"People are more comfortable going to a computer than going to a bar and trying to chat up someone.

And I think because of that, that's why we're seeing so much innovation in this industry right now, with new sites and apps, and new ways for people to meet using technology. This evolving technology may be easy to understand for those who grew up in the millennial age.

People in their 20s, who are familiar with the fast paced digital scene, are not fazed by the idea of hooking up online.

Men, who are 40 percent more likely to initiate contact online, are used to not getting a response back.

"For me, when I go on Ok Cupid and I look at match percentage and I look at how a woman looks, then I say, oh she's really cute and I send her a message, I get no response.

The digital world is constantly evolving, having an influence on our work lives, leisure time and even our dating lives.

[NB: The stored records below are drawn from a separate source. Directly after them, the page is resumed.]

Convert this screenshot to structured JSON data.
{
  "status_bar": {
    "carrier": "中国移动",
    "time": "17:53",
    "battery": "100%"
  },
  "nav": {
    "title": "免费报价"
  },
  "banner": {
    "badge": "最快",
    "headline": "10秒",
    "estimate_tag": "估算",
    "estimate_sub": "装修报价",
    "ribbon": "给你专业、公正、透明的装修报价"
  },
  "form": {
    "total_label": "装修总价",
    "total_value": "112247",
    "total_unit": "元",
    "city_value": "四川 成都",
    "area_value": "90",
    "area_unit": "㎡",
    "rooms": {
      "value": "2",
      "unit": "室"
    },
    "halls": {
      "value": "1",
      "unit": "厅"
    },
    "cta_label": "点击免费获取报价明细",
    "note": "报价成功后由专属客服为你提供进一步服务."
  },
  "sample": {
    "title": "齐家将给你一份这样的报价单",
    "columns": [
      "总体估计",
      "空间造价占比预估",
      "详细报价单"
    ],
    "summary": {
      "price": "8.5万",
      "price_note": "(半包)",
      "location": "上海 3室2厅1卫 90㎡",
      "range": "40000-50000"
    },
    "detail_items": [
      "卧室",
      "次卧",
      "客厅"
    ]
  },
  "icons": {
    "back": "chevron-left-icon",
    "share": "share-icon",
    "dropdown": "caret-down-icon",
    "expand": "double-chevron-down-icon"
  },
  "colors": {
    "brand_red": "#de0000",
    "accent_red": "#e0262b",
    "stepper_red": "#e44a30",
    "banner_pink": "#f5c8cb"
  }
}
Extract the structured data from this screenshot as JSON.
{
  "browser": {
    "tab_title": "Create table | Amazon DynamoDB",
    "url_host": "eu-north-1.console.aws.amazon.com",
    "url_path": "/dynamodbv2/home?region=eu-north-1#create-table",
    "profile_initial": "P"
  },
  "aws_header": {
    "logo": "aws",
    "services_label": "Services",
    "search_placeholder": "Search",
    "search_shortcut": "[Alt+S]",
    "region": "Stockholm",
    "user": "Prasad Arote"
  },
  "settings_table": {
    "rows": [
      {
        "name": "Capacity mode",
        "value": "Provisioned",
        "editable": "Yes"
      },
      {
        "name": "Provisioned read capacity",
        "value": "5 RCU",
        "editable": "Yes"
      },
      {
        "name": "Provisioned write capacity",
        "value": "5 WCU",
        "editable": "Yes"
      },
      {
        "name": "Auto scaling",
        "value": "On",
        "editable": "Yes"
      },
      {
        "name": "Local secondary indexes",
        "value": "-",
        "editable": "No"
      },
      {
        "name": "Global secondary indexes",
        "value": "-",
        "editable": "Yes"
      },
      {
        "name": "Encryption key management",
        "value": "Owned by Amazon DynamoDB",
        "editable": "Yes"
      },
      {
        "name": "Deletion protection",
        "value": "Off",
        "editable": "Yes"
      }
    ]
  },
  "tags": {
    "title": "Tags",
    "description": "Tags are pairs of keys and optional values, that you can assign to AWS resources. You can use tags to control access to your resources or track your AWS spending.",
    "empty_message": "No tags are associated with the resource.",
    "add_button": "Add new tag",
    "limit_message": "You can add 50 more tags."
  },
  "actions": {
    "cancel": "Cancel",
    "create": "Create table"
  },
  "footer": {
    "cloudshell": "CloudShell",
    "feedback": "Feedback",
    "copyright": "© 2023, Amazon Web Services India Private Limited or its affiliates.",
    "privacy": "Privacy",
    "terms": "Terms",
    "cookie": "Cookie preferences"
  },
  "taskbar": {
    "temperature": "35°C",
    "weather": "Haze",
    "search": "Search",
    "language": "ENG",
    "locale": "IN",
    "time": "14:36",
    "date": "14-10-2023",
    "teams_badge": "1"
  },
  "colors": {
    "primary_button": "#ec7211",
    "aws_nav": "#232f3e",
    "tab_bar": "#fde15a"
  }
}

However, some people in their 40s, who grew up with more formal models of courtship, feel differently.It's easy to talk to someone anonymously and try your best and try a line that you wouldn't try anywhere else.Then, if it works, great, and if it doesn't you don't have a reason to be ashamed." Experts believe that people often get digitally rejected because they are much more specific with defining their ideal mate than they would be offline.And I'm not surprised by that because they probably get 50 messages a day," Scotland said.Many women may not be open with meeting a person online who doesn't meet their offline expectations.